The Casper Police Department accepts prescription drugs from people who no longer need them or do not want them to be stolen and used illegally, according to a news release.

"Bottom line, utilizing a drug take-back program like the one we offer 24/seven is the only way to safely discard of prescription and pain-relieving medications,” department spokeswoman Rebekah Ladd said in the news release.

"The time it takes to actually come and drop the medications off far outweighs the risk you’re taking if you keep them in your home or discard of them another way," Ladd said.

According to the U.S. Centers for Disease Control, 46 people die every day in the United States due to prescription opioid overdoses. Prescription drug abuse is the fastest-growing drug problem in the country, according to TakeBackYourMeds.Org.

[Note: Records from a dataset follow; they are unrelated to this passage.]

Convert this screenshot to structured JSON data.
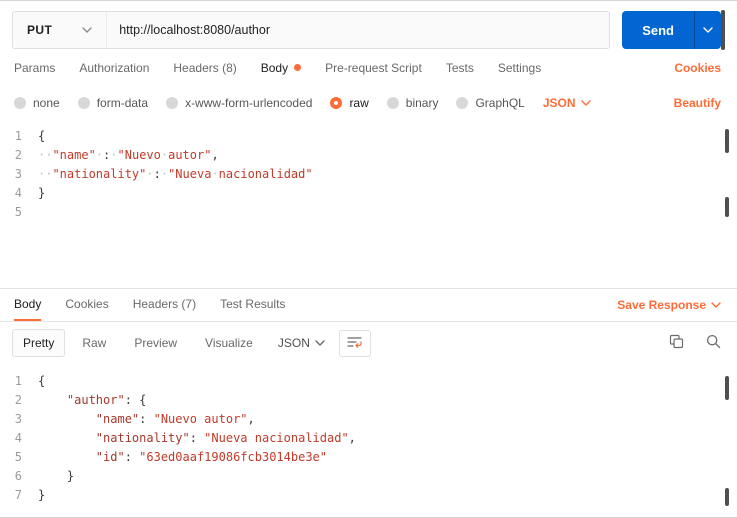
{
  "request": {
    "method": "PUT",
    "url": "http://localhost:8080/author",
    "send_label": "Send",
    "cookies_link": "Cookies",
    "tabs": [
      {
        "label": "Params"
      },
      {
        "label": "Authorization"
      },
      {
        "label": "Headers (8)"
      },
      {
        "label": "Body",
        "active": true,
        "dot": true
      },
      {
        "label": "Pre-request Script"
      },
      {
        "label": "Tests"
      },
      {
        "label": "Settings"
      }
    ],
    "body_modes": [
      {
        "label": "none"
      },
      {
        "label": "form-data"
      },
      {
        "label": "x-www-form-urlencoded"
      },
      {
        "label": "raw",
        "selected": true
      },
      {
        "label": "binary"
      },
      {
        "label": "GraphQL"
      }
    ],
    "language": "JSON",
    "beautify_link": "Beautify",
    "code": [
      {
        "num": 1,
        "segs": [
          {
            "c": "br",
            "t": "{"
          }
        ]
      },
      {
        "num": 2,
        "segs": [
          {
            "c": "ws",
            "t": "··"
          },
          {
            "c": "str",
            "t": "\"name\""
          },
          {
            "c": "ws",
            "t": "·"
          },
          {
            "c": "br",
            "t": ":"
          },
          {
            "c": "ws",
            "t": "·"
          },
          {
            "c": "str",
            "t": "\"Nuevo"
          },
          {
            "c": "ws",
            "t": "·"
          },
          {
            "c": "str",
            "t": "autor\""
          },
          {
            "c": "br",
            "t": ","
          }
        ]
      },
      {
        "num": 3,
        "segs": [
          {
            "c": "ws",
            "t": "··"
          },
          {
            "c": "str",
            "t": "\"nationality\""
          },
          {
            "c": "ws",
            "t": "·"
          },
          {
            "c": "br",
            "t": ":"
          },
          {
            "c": "ws",
            "t": "·"
          },
          {
            "c": "str",
            "t": "\"Nueva"
          },
          {
            "c": "ws",
            "t": "·"
          },
          {
            "c": "str",
            "t": "nacionalidad\""
          }
        ]
      },
      {
        "num": 4,
        "segs": [
          {
            "c": "br",
            "t": "}"
          }
        ]
      },
      {
        "num": 5,
        "segs": []
      }
    ]
  },
  "response": {
    "tabs": [
      {
        "label": "Body",
        "active": true
      },
      {
        "label": "Cookies"
      },
      {
        "label": "Headers (7)"
      },
      {
        "label": "Test Results"
      }
    ],
    "save_response": "Save Response",
    "view_tabs": [
      {
        "label": "Pretty",
        "active": true
      },
      {
        "label": "Raw"
      },
      {
        "label": "Preview"
      },
      {
        "label": "Visualize"
      }
    ],
    "language": "JSON",
    "code": [
      {
        "num": 1,
        "segs": [
          {
            "c": "br",
            "t": "{"
          }
        ]
      },
      {
        "num": 2,
        "segs": [
          {
            "c": "pl",
            "t": "    "
          },
          {
            "c": "key",
            "t": "\"author\""
          },
          {
            "c": "br",
            "t": ": {"
          }
        ]
      },
      {
        "num": 3,
        "segs": [
          {
            "c": "pl",
            "t": "        "
          },
          {
            "c": "key",
            "t": "\"name\""
          },
          {
            "c": "br",
            "t": ": "
          },
          {
            "c": "str",
            "t": "\"Nuevo autor\""
          },
          {
            "c": "br",
            "t": ","
          }
        ]
      },
      {
        "num": 4,
        "segs": [
          {
            "c": "pl",
            "t": "        "
          },
          {
            "c": "key",
            "t": "\"nationality\""
          },
          {
            "c": "br",
            "t": ": "
          },
          {
            "c": "str",
            "t": "\"Nueva nacionalidad\""
          },
          {
            "c": "br",
            "t": ","
          }
        ]
      },
      {
        "num": 5,
        "segs": [
          {
            "c": "pl",
            "t": "        "
          },
          {
            "c": "key",
            "t": "\"id\""
          },
          {
            "c": "br",
            "t": ": "
          },
          {
            "c": "str",
            "t": "\"63ed0aaf19086fcb3014be3e\""
          }
        ]
      },
      {
        "num": 6,
        "segs": [
          {
            "c": "pl",
            "t": "    "
          },
          {
            "c": "br",
            "t": "}"
          }
        ]
      },
      {
        "num": 7,
        "segs": [
          {
            "c": "br",
            "t": "}"
          }
        ]
      }
    ]
  },
  "icons": {
    "chevron_down": "⌄",
    "copy": "⧉",
    "search": "⌕",
    "text_wrap": "↵"
  },
  "colors": {
    "accent_orange": "#FF6C37",
    "send_blue": "#0265D2",
    "string_red": "#C13B2A",
    "key_red": "#A5382C"
  }
}
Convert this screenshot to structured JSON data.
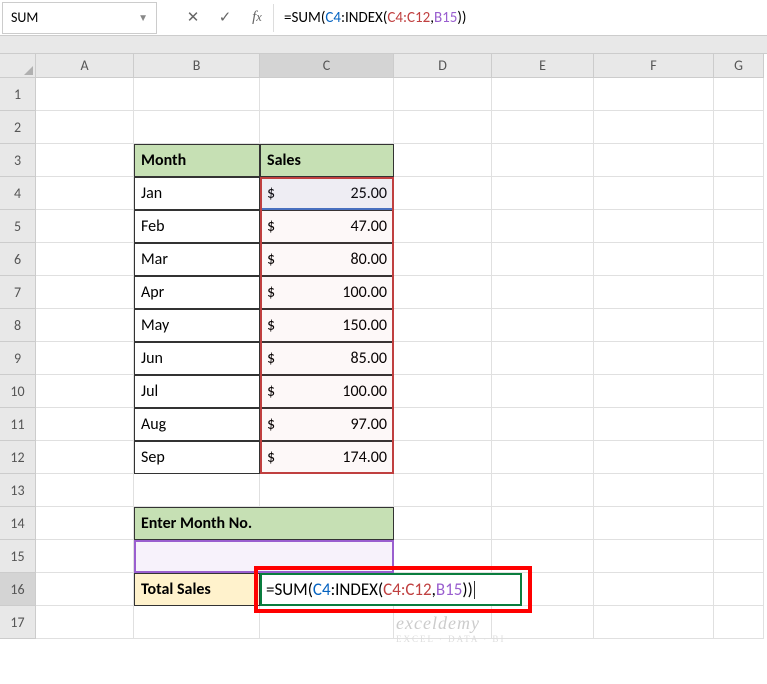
{
  "namebox": "SUM",
  "formula_bar": {
    "eq": "=",
    "fn": "SUM",
    "p1": "(",
    "r1": "C4",
    "colon": ":",
    "idx": "INDEX",
    "p2": "(",
    "r2": "C4:C12",
    "comma": ",",
    "r3": "B15",
    "p3": ")",
    "p4": ")"
  },
  "cols": {
    "A": "A",
    "B": "B",
    "C": "C",
    "D": "D",
    "E": "E",
    "F": "F",
    "G": "G"
  },
  "rows": [
    "1",
    "2",
    "3",
    "4",
    "5",
    "6",
    "7",
    "8",
    "9",
    "10",
    "11",
    "12",
    "13",
    "14",
    "15",
    "16",
    "17"
  ],
  "headers": {
    "month": "Month",
    "sales": "Sales",
    "enter": "Enter Month No.",
    "total": "Total Sales"
  },
  "data": [
    {
      "m": "Jan",
      "s": "25.00"
    },
    {
      "m": "Feb",
      "s": "47.00"
    },
    {
      "m": "Mar",
      "s": "80.00"
    },
    {
      "m": "Apr",
      "s": "100.00"
    },
    {
      "m": "May",
      "s": "150.00"
    },
    {
      "m": "Jun",
      "s": "85.00"
    },
    {
      "m": "Jul",
      "s": "100.00"
    },
    {
      "m": "Aug",
      "s": "97.00"
    },
    {
      "m": "Sep",
      "s": "174.00"
    }
  ],
  "dollar": "$",
  "watermark": {
    "main": "exceldemy",
    "sub": "EXCEL · DATA · BI"
  },
  "colwidths": {
    "A": 98,
    "B": 126,
    "C": 134,
    "D": 98,
    "E": 102,
    "F": 120,
    "G": 50
  },
  "edit_formula": {
    "eq": "=",
    "fn": "SUM",
    "p1": "(",
    "r1": "C4",
    "colon": ":",
    "idx": "INDEX",
    "p2": "(",
    "r2": "C4:C12",
    "comma": ",",
    "r3": "B15",
    "p3": ")",
    "p4": ")"
  },
  "chart_data": {
    "type": "table",
    "categories": [
      "Jan",
      "Feb",
      "Mar",
      "Apr",
      "May",
      "Jun",
      "Jul",
      "Aug",
      "Sep"
    ],
    "values": [
      25.0,
      47.0,
      80.0,
      100.0,
      150.0,
      85.0,
      100.0,
      97.0,
      174.0
    ],
    "title": "Sales",
    "xlabel": "Month",
    "ylabel": "Sales"
  }
}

“When unused and expired medications sit around in cabinets they can be easily stolen without the owner’s knowledge,” police evidence technician supervisor Jacci Warne said.

Throwing pain medications in the trash presents an opportunity for them to be found and abused, or for children and pets to find them, according to TakeBackYourMeds.org.

If medications are crushed, there is a risk of exposure through skin contact or by breathing the dust. Crushing also pills can release a dangerously high dose. Medications flushed or poured down a drain can affect aquatic life and contaminate food and water supplies.

To avoid these problems, go to the lobby of the police department, 201 N. David St., at any time and use the container there. It accepts all prescription medications in pill form and over-the-counter pain medications. It does not accept non-pain relief drugs and vitamins, because you can safely discard them in the trash.

To use the program and container:

  • Keep your prescription medications inside their designated bottles. The department encourages you to remove the label before discarding.
  • If you have a large container of medications or loose pills, secure them in individual plastic bags, such as a sandwich bag.
  • Do not deposit large medication containers.
  • Do not discard empty pill bottles, and instead throw away empty pill bottles in the regular trash.

If you have liquid prescription medications or a large number of pills, call the police department at 235-8278 to schedule a time so staff can safely transfer and dispose them.

The police department also offers these recommendations if you use prescription or over-the-counter pain medicines:

  • Keep track of your medications. Would you know if pills were missing?
  • Secure medications as you would other valuables.
  • Put them away after every use.
  • Always discard of expired and unused medications in a timely manner.